EXERCISE DIRECTIONS — Copy each line from the data that has the word "value" in it.

===

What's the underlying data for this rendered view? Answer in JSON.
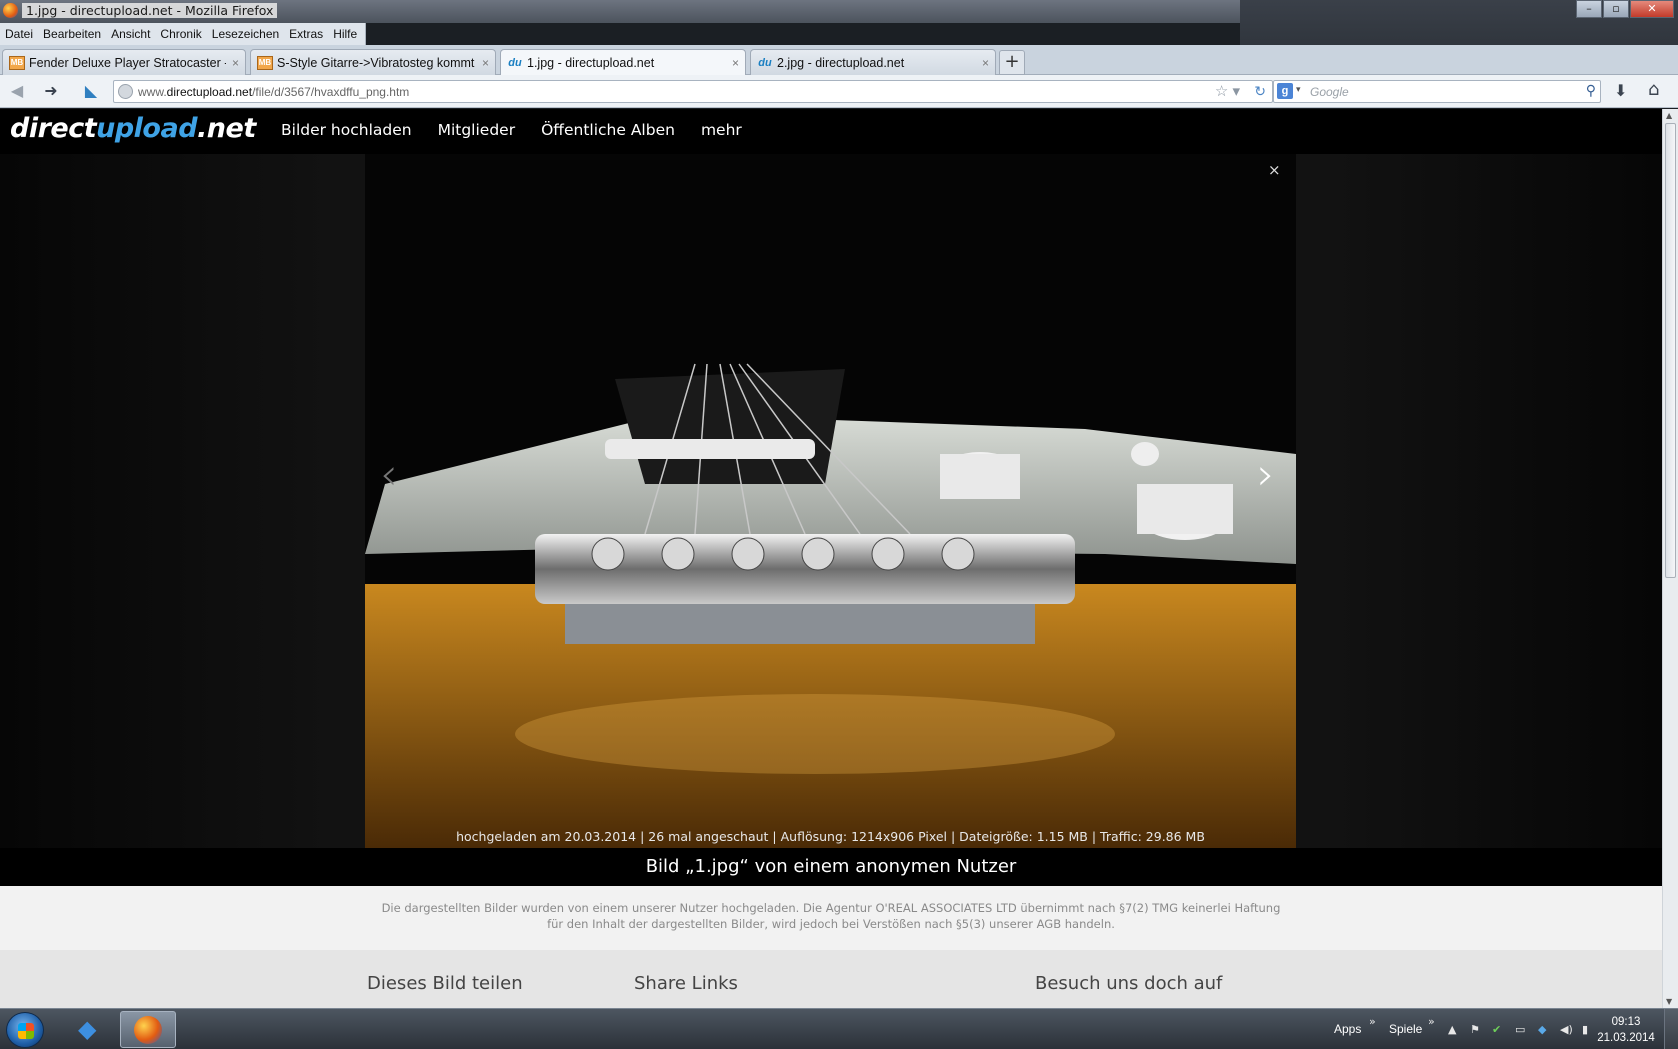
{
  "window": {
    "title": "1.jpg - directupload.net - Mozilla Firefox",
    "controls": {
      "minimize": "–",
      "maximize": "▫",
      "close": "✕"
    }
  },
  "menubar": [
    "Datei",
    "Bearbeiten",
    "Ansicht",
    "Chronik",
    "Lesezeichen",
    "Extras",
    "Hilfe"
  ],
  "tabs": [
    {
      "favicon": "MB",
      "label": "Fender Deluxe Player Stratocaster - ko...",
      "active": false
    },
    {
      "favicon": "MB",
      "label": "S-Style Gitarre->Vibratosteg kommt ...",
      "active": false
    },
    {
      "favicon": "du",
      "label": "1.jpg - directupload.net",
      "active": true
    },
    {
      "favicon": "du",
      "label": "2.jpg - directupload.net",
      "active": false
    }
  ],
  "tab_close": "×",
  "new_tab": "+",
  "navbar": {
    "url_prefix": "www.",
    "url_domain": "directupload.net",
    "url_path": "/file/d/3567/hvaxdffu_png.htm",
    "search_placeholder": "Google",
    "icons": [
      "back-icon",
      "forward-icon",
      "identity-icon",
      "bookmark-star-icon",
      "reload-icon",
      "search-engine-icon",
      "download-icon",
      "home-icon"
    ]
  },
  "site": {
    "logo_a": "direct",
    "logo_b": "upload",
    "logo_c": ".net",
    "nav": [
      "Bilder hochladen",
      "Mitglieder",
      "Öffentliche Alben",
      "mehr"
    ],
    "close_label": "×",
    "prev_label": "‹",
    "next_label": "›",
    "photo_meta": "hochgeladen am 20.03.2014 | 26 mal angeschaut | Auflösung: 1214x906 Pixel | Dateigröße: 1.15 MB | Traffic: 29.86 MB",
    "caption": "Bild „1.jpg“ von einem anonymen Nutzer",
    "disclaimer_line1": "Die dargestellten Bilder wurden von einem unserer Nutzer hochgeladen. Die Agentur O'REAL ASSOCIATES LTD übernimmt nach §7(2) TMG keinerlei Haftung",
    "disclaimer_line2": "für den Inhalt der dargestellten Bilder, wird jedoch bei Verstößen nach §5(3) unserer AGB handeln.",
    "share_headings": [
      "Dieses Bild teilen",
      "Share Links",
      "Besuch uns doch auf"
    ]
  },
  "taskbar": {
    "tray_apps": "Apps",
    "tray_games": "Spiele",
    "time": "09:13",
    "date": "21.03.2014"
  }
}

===

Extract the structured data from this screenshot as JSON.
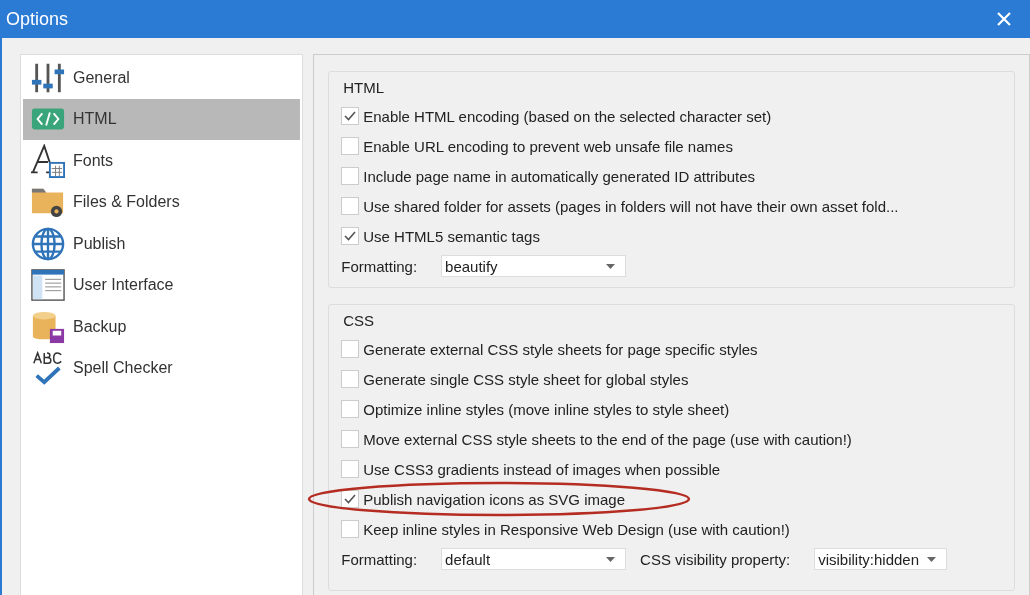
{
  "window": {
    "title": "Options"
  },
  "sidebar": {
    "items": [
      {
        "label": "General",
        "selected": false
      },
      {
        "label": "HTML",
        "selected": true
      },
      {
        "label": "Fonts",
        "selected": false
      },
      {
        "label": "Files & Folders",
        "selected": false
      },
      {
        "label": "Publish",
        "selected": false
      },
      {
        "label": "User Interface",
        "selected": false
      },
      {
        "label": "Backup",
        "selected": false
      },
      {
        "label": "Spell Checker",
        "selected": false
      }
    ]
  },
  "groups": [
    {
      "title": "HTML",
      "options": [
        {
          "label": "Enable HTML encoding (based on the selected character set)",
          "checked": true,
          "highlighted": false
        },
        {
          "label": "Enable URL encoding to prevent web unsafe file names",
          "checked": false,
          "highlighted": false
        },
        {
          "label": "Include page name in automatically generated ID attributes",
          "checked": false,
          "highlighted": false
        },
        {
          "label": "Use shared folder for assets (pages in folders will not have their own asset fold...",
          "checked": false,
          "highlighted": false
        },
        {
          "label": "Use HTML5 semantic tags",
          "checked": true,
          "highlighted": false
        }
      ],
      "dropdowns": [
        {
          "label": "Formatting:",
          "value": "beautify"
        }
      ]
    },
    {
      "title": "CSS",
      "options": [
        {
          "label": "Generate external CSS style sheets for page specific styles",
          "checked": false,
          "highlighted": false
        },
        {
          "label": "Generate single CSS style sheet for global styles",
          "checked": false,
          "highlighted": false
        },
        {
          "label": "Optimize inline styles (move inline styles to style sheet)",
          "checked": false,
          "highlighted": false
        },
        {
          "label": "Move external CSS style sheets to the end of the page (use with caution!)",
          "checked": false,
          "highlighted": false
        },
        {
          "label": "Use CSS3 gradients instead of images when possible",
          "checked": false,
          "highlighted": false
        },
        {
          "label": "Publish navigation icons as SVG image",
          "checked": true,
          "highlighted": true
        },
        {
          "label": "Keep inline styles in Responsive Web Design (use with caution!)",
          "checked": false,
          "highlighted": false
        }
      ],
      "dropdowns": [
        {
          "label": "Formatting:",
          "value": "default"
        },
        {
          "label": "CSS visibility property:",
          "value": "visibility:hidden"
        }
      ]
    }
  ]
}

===

RESPONSE TO THE TASK —
          "value": "beautify"
          "value": "default"
          "value": "visibility:hidden"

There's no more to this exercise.